Problem description
For every record beneath this instruction, give an exact repetition, omitting images.

(Items from a dataset)
....................

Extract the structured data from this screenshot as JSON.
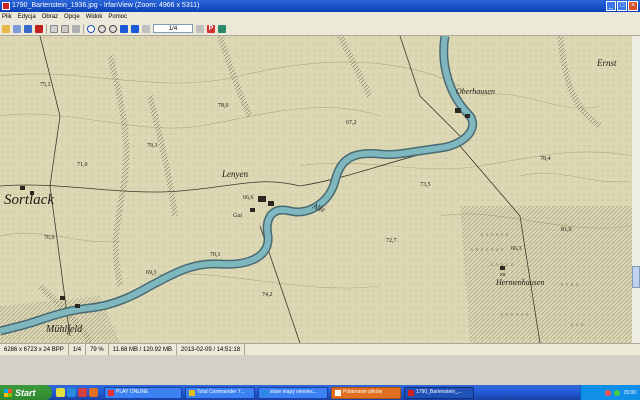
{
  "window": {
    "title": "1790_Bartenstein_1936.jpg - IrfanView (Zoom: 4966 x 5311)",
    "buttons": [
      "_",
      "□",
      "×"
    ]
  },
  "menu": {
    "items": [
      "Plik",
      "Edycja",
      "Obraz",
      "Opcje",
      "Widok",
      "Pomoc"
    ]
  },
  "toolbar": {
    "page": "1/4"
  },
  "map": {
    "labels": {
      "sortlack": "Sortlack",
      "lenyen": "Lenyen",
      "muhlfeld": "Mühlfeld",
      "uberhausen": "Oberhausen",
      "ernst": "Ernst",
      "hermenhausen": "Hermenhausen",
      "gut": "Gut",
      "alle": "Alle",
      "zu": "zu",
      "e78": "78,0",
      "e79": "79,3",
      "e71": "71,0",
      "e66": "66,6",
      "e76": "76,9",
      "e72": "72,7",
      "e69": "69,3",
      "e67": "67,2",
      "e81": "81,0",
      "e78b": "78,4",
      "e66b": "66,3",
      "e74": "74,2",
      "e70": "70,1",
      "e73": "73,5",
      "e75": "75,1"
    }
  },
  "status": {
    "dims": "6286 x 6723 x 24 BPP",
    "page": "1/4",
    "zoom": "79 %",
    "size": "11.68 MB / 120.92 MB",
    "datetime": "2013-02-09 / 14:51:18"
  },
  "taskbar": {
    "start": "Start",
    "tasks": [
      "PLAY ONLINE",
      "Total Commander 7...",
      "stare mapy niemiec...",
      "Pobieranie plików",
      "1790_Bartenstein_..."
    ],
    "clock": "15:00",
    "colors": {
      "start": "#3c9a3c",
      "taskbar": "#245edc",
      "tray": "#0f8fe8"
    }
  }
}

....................

Response box
Extract the structured data from this screenshot as JSON.
{
  "window": {
    "title": "1790_Bartenstein_1936.jpg - IrfanView (Zoom: 4966 x 5311)",
    "buttons": [
      "_",
      "□",
      "×"
    ]
  },
  "menu": {
    "items": [
      "Plik",
      "Edycja",
      "Obraz",
      "Opcje",
      "Widok",
      "Pomoc"
    ]
  },
  "toolbar": {
    "page": "1/4"
  },
  "map": {
    "labels": {
      "sortlack": "Sortlack",
      "lenyen": "Lenyen",
      "muhlfeld": "Mühlfeld",
      "uberhausen": "Oberhausen",
      "ernst": "Ernst",
      "hermenhausen": "Hermenhausen",
      "gut": "Gut",
      "alle": "Alle",
      "zu": "zu",
      "e78": "78,0",
      "e79": "79,3",
      "e71": "71,0",
      "e66": "66,6",
      "e76": "76,9",
      "e72": "72,7",
      "e69": "69,3",
      "e67": "67,2",
      "e81": "81,0",
      "e78b": "78,4",
      "e66b": "66,3",
      "e74": "74,2",
      "e70": "70,1",
      "e73": "73,5",
      "e75": "75,1"
    }
  },
  "status": {
    "dims": "6286 x 6723 x 24 BPP",
    "page": "1/4",
    "zoom": "79 %",
    "size": "11.68 MB / 120.92 MB",
    "datetime": "2013-02-09 / 14:51:18"
  },
  "taskbar": {
    "start": "Start",
    "tasks": [
      "PLAY ONLINE",
      "Total Commander 7...",
      "stare mapy niemiec...",
      "Pobieranie plików",
      "1790_Bartenstein_..."
    ],
    "clock": "15:00",
    "colors": {
      "start": "#3c9a3c",
      "taskbar": "#245edc",
      "tray": "#0f8fe8"
    }
  }
}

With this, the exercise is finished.